> [Task data]:
╭──
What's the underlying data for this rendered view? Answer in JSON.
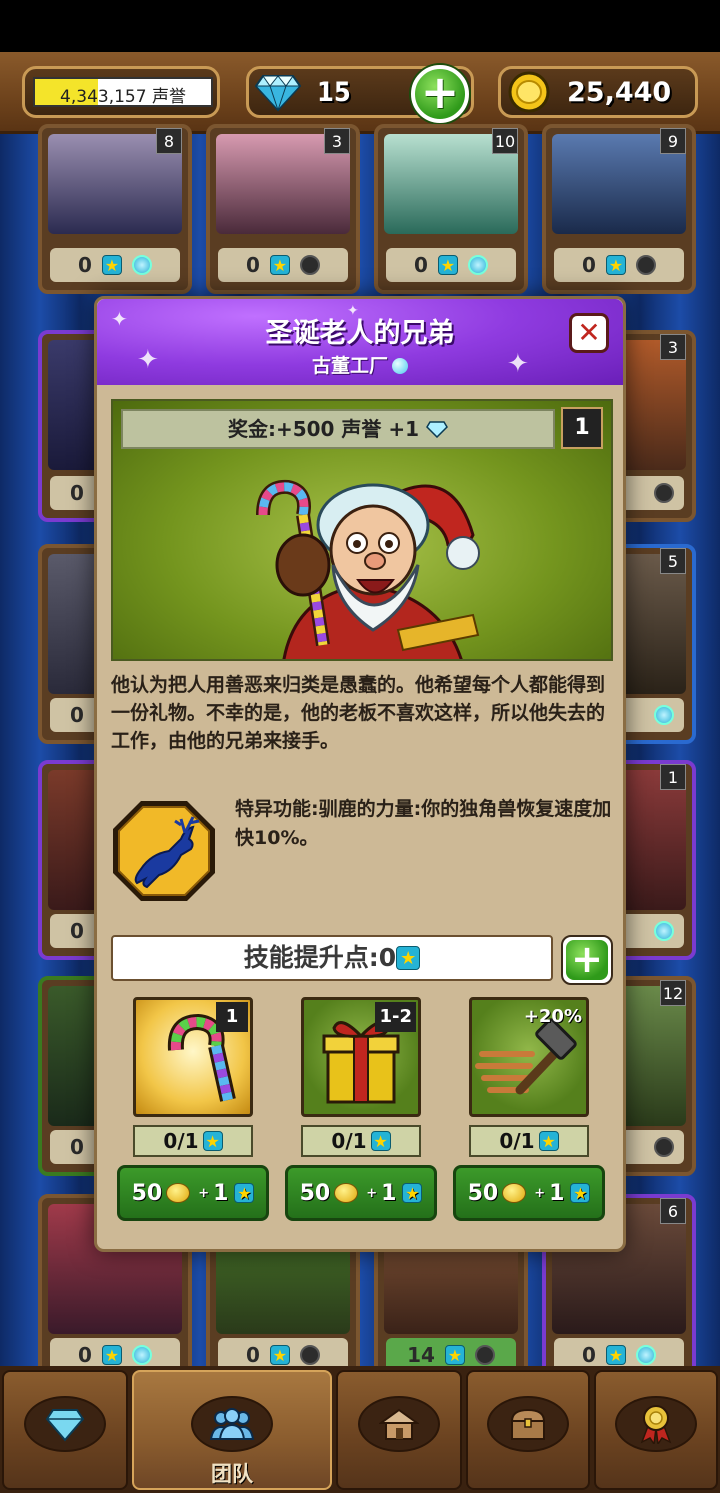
{
  "status": {
    "reputation_text": "4,343,157 声誉",
    "reputation_fill": 0.36,
    "gems": "15",
    "gold": "25,440"
  },
  "background_cards": [
    {
      "level": "8",
      "count": "0",
      "dot": "on"
    },
    {
      "level": "3",
      "count": "0",
      "dot": "off"
    },
    {
      "level": "10",
      "count": "0",
      "dot": "on"
    },
    {
      "level": "9",
      "count": "0",
      "dot": "off"
    }
  ],
  "side_cards": {
    "left": [
      {
        "count": "0"
      },
      {
        "count": "0"
      },
      {
        "count": "0"
      },
      {
        "count": "0"
      }
    ],
    "right": [
      {
        "level": "3"
      },
      {
        "level": "5"
      },
      {
        "level": "1"
      },
      {
        "level": "12"
      }
    ],
    "bottom": [
      {
        "count": "0",
        "dot": "on"
      },
      {
        "count": "0",
        "dot": "off"
      },
      {
        "count": "14",
        "dot": "off"
      },
      {
        "level": "6",
        "count": "0",
        "dot": "on"
      }
    ]
  },
  "modal": {
    "title": "圣诞老人的兄弟",
    "subtitle": "古董工厂",
    "bonus": "奖金:+500 声誉 +1",
    "level": "1",
    "description": "他认为把人用善恶来归类是愚蠢的。他希望每个人都能得到一份礼物。不幸的是，他的老板不喜欢这样，所以他失去的工作，由他的兄弟来接手。",
    "ability": "特异功能:驯鹿的力量:你的独角兽恢复速度加快10%。",
    "skill_points": "技能提升点:0",
    "skills": [
      {
        "icon": "candy-cane-icon",
        "badge": "1",
        "progress": "0/1",
        "cost": "50",
        "star_cost": "1"
      },
      {
        "icon": "gift-box-icon",
        "badge": "1-2",
        "progress": "0/1",
        "cost": "50",
        "star_cost": "1"
      },
      {
        "icon": "hammer-icon",
        "badge": "+20%",
        "progress": "0/1",
        "cost": "50",
        "star_cost": "1"
      }
    ]
  },
  "nav": {
    "tabs": [
      {
        "icon": "gem-icon",
        "label": ""
      },
      {
        "icon": "team-icon",
        "label": "团队"
      },
      {
        "icon": "house-icon",
        "label": ""
      },
      {
        "icon": "chest-icon",
        "label": ""
      },
      {
        "icon": "medal-icon",
        "label": ""
      }
    ]
  },
  "colors": {
    "header_purple": "#8f3be0",
    "button_green": "#2f9a1a",
    "wood_brown": "#6e431c"
  }
}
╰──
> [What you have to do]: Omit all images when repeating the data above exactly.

> [Problem solution]:
What's the underlying data for this rendered view? Answer in JSON.
{
  "status": {
    "reputation_text": "4,343,157 声誉",
    "reputation_fill": 0.36,
    "gems": "15",
    "gold": "25,440"
  },
  "background_cards": [
    {
      "level": "8",
      "count": "0",
      "dot": "on"
    },
    {
      "level": "3",
      "count": "0",
      "dot": "off"
    },
    {
      "level": "10",
      "count": "0",
      "dot": "on"
    },
    {
      "level": "9",
      "count": "0",
      "dot": "off"
    }
  ],
  "side_cards": {
    "left": [
      {
        "count": "0"
      },
      {
        "count": "0"
      },
      {
        "count": "0"
      },
      {
        "count": "0"
      }
    ],
    "right": [
      {
        "level": "3"
      },
      {
        "level": "5"
      },
      {
        "level": "1"
      },
      {
        "level": "12"
      }
    ],
    "bottom": [
      {
        "count": "0",
        "dot": "on"
      },
      {
        "count": "0",
        "dot": "off"
      },
      {
        "count": "14",
        "dot": "off"
      },
      {
        "level": "6",
        "count": "0",
        "dot": "on"
      }
    ]
  },
  "modal": {
    "title": "圣诞老人的兄弟",
    "subtitle": "古董工厂",
    "bonus": "奖金:+500 声誉 +1",
    "level": "1",
    "description": "他认为把人用善恶来归类是愚蠢的。他希望每个人都能得到一份礼物。不幸的是，他的老板不喜欢这样，所以他失去的工作，由他的兄弟来接手。",
    "ability": "特异功能:驯鹿的力量:你的独角兽恢复速度加快10%。",
    "skill_points": "技能提升点:0",
    "skills": [
      {
        "icon": "candy-cane-icon",
        "badge": "1",
        "progress": "0/1",
        "cost": "50",
        "star_cost": "1"
      },
      {
        "icon": "gift-box-icon",
        "badge": "1-2",
        "progress": "0/1",
        "cost": "50",
        "star_cost": "1"
      },
      {
        "icon": "hammer-icon",
        "badge": "+20%",
        "progress": "0/1",
        "cost": "50",
        "star_cost": "1"
      }
    ]
  },
  "nav": {
    "tabs": [
      {
        "icon": "gem-icon",
        "label": ""
      },
      {
        "icon": "team-icon",
        "label": "团队"
      },
      {
        "icon": "house-icon",
        "label": ""
      },
      {
        "icon": "chest-icon",
        "label": ""
      },
      {
        "icon": "medal-icon",
        "label": ""
      }
    ]
  },
  "colors": {
    "header_purple": "#8f3be0",
    "button_green": "#2f9a1a",
    "wood_brown": "#6e431c"
  }
}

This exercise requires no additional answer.